══ DATA FOR REVIEW

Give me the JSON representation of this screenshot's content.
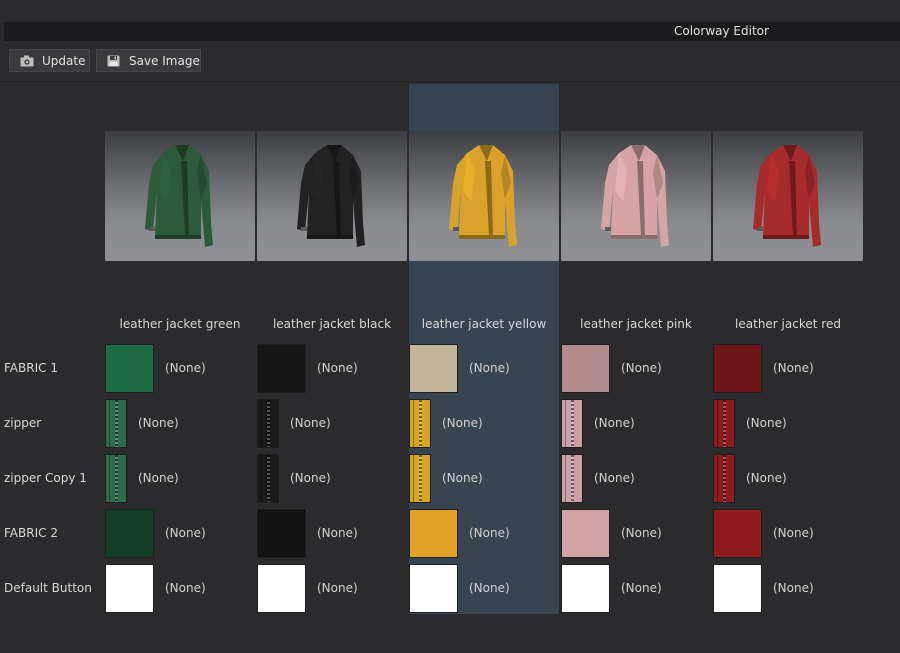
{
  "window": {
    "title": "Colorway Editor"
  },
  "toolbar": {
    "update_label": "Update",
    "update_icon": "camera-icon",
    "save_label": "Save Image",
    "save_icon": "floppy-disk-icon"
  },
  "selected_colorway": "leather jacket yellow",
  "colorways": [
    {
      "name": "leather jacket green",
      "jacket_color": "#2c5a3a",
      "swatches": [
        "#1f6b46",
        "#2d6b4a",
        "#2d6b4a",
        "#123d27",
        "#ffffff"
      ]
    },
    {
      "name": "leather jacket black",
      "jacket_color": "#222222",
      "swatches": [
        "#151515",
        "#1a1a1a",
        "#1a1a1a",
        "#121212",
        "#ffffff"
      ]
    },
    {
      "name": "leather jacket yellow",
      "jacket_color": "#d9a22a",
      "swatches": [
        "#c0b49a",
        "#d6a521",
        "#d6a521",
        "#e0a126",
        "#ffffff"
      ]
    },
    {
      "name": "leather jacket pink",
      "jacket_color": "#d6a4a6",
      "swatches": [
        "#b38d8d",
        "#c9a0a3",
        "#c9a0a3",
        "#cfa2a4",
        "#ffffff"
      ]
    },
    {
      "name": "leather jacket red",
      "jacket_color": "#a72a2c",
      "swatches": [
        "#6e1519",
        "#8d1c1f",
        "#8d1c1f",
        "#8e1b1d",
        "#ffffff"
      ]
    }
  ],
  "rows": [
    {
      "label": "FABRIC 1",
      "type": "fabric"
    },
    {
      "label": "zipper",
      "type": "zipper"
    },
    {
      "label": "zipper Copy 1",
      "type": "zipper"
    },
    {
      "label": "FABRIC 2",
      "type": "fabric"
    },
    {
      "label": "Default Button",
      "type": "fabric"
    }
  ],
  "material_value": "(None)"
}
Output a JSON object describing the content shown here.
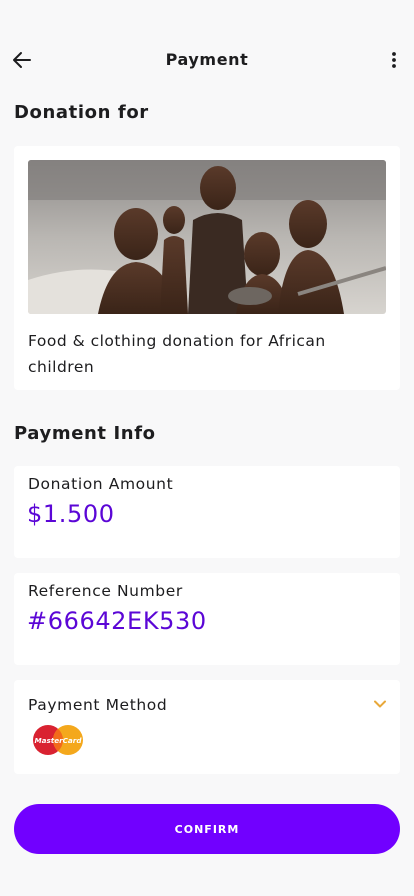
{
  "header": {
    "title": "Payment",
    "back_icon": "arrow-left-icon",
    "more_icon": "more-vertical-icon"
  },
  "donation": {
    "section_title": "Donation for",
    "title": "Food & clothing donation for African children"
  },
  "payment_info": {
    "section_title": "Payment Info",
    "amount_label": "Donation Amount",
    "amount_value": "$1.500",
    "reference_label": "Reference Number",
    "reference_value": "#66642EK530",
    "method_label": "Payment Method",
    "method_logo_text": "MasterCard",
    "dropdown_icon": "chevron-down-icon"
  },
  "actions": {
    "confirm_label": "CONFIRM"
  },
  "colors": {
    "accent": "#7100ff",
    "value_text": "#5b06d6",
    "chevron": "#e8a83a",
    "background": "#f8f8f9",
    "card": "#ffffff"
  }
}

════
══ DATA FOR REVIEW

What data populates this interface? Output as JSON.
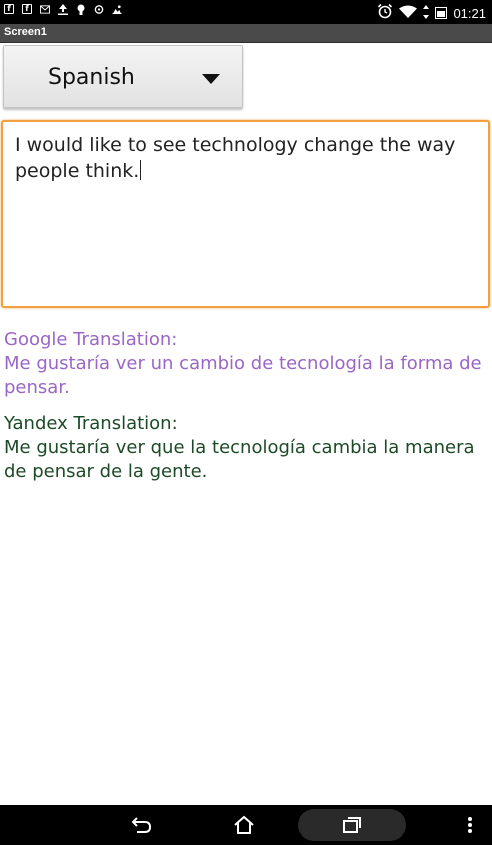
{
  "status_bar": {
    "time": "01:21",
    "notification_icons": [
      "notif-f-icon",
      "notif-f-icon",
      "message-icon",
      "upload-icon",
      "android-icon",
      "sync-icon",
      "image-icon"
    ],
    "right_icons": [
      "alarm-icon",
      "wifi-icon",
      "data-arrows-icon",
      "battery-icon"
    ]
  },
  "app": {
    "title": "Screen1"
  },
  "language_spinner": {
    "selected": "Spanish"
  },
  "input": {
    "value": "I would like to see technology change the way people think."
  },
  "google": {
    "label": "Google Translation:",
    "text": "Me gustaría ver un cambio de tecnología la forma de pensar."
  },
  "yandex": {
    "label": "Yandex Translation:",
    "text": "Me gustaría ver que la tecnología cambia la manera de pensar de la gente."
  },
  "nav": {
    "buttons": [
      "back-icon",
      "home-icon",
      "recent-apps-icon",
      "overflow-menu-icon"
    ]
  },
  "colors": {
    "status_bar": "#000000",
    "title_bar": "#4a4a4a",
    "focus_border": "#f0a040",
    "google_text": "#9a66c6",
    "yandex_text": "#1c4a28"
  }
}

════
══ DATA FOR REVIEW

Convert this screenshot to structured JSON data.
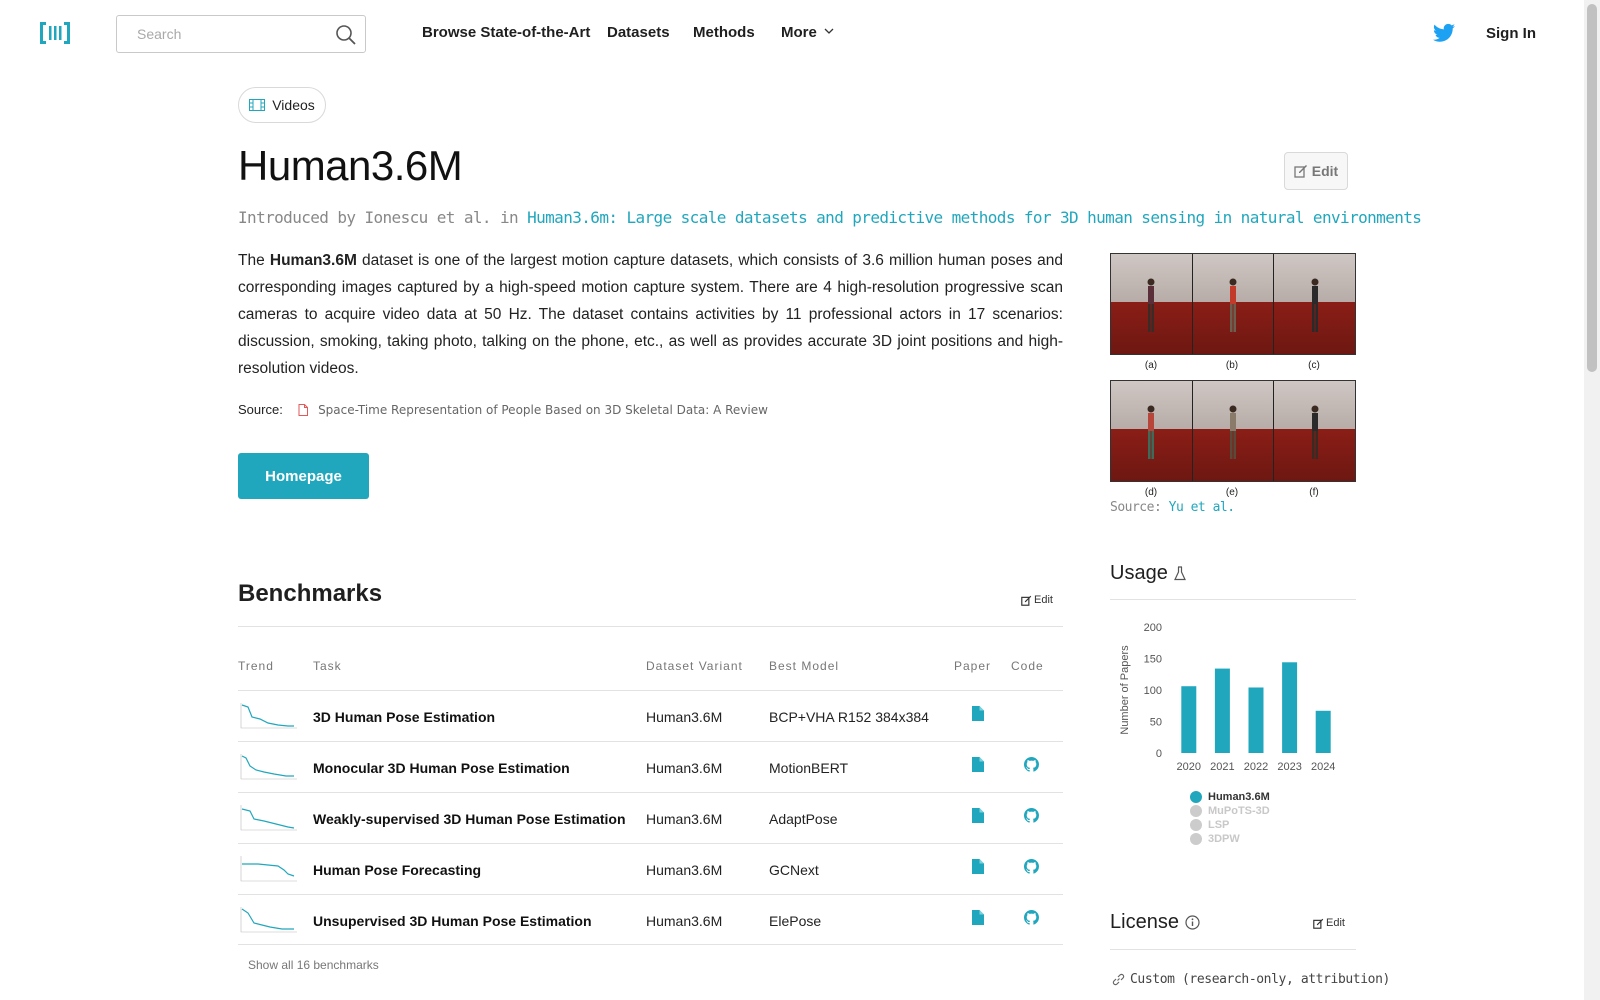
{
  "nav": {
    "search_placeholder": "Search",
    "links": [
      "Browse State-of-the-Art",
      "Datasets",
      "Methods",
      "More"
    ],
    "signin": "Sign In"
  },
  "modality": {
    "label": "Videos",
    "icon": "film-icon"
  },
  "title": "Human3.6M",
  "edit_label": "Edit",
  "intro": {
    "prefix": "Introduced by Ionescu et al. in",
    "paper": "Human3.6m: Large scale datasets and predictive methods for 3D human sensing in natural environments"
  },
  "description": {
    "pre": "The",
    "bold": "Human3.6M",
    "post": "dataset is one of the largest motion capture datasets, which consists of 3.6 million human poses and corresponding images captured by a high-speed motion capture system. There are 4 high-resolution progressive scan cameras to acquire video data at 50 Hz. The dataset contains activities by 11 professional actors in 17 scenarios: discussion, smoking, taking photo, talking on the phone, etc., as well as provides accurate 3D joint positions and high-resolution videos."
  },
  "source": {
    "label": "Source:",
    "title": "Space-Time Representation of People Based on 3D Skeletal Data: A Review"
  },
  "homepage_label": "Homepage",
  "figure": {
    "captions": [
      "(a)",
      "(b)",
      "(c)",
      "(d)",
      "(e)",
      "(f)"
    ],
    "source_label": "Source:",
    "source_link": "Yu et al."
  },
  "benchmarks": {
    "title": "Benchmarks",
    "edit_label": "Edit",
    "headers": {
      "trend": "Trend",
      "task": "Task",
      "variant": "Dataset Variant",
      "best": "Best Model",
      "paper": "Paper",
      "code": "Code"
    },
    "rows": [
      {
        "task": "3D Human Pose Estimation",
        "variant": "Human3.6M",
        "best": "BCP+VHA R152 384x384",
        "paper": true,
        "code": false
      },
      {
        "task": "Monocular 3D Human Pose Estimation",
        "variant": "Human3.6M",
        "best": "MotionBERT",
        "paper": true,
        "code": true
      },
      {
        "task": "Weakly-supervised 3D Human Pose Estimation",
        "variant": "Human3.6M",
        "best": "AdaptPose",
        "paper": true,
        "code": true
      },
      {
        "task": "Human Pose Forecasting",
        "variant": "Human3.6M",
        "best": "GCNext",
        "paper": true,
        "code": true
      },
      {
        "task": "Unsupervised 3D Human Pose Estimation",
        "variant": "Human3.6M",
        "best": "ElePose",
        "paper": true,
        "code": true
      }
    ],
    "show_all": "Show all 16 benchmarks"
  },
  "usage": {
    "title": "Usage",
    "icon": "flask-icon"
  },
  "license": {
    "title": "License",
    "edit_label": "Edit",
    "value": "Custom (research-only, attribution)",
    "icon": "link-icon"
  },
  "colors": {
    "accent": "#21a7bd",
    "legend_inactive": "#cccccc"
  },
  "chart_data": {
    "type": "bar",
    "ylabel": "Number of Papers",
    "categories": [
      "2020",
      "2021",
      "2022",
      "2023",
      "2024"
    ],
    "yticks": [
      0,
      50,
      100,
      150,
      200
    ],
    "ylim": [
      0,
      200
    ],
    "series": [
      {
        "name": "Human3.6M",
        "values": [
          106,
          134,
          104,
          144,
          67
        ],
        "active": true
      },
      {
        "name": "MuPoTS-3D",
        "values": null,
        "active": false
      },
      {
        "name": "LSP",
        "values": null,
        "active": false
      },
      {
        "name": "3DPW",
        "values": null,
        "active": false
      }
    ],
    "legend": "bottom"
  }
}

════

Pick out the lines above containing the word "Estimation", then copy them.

        "task": "3D Human Pose Estimation",
        "task": "Monocular 3D Human Pose Estimation",
        "task": "Weakly-supervised 3D Human Pose Estimation",
        "task": "Unsupervised 3D Human Pose Estimation",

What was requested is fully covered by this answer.